* [What is being asked]
Go through the data and copy each line where the string "must" appears.

[[ Material shown, beginning ]]

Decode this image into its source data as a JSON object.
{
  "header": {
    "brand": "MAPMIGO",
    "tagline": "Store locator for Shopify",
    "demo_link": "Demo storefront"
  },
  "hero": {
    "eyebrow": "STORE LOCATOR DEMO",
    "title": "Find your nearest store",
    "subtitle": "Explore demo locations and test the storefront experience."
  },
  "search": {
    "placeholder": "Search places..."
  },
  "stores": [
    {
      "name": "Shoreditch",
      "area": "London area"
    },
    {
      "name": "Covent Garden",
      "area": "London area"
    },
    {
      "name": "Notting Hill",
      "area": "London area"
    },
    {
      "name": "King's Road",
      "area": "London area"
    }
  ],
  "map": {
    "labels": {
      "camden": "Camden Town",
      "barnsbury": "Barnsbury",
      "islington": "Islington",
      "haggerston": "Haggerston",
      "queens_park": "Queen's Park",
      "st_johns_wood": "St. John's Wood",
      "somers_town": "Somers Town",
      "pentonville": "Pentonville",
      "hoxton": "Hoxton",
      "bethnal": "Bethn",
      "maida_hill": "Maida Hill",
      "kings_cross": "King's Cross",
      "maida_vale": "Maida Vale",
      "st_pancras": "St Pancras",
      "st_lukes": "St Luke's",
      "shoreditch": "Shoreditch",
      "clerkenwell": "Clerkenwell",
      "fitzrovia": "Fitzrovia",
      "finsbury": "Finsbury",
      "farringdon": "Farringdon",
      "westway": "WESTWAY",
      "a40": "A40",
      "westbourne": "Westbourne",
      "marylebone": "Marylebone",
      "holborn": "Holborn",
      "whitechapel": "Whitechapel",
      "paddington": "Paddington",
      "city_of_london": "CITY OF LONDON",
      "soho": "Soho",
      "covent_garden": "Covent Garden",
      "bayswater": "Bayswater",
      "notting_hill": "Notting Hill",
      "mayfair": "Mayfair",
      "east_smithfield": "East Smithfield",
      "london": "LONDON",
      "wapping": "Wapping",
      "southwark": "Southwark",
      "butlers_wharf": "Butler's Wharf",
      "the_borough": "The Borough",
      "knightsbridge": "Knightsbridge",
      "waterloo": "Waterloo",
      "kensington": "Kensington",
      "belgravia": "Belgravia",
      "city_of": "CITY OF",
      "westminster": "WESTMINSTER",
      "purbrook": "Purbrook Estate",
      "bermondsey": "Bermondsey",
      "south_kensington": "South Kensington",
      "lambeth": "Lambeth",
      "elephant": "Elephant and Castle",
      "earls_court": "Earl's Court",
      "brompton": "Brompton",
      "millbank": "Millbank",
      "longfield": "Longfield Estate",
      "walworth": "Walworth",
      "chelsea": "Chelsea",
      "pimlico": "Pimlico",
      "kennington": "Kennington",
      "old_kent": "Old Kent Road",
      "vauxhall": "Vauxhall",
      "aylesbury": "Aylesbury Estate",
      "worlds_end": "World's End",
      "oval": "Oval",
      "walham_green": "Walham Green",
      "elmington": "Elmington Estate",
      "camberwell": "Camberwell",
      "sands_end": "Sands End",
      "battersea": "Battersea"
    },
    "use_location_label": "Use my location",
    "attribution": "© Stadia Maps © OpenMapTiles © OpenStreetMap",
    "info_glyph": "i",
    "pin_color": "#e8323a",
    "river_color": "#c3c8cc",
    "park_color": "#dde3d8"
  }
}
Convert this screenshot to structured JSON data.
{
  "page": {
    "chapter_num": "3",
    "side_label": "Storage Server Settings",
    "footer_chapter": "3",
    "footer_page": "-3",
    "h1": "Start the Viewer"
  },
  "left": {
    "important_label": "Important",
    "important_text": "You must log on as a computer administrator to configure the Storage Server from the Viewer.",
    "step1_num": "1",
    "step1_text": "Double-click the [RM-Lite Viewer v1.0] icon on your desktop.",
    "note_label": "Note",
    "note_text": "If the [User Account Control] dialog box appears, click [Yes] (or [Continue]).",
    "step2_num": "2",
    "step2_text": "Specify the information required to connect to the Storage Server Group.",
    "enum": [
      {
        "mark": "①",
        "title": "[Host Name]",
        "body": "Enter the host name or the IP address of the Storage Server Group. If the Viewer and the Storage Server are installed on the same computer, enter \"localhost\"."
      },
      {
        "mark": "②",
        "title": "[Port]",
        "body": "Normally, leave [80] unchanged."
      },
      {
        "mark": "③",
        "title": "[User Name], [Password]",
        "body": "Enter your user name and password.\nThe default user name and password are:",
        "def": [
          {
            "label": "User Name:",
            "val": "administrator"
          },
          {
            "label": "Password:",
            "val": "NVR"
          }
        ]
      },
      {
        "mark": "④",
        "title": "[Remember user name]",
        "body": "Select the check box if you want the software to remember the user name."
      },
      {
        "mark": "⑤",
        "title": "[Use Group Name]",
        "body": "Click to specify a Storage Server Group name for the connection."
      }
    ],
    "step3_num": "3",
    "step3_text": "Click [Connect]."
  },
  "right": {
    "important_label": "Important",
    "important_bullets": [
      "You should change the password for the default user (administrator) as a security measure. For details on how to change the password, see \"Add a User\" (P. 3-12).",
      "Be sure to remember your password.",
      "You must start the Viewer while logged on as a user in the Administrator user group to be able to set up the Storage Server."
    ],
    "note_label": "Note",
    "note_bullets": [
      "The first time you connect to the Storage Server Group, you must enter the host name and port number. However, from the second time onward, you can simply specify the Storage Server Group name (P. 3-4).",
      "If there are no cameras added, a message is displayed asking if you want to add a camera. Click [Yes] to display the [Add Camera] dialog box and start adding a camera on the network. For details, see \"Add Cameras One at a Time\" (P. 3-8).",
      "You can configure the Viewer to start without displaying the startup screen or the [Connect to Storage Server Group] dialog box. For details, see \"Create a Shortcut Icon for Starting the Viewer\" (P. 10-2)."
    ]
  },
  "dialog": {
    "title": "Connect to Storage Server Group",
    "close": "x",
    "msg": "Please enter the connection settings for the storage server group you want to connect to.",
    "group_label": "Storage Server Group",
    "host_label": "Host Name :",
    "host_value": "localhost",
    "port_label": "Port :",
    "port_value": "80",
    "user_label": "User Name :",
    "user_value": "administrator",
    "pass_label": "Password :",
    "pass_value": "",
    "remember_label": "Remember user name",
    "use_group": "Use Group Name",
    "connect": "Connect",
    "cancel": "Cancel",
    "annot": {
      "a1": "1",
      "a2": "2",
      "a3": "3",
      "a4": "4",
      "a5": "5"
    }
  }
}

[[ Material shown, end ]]

* [Result below]
    "important_text": "You must log on as a computer administrator to configure the Storage Server from the Viewer.",
      "You must start the Viewer while logged on as a user in the Administrator user group to be able to set up the Storage Server."
      "The first time you connect to the Storage Server Group, you must enter the host name and port number. However, from the second time onward, you can simply specify the Storage Server Group name (P. 3-4).",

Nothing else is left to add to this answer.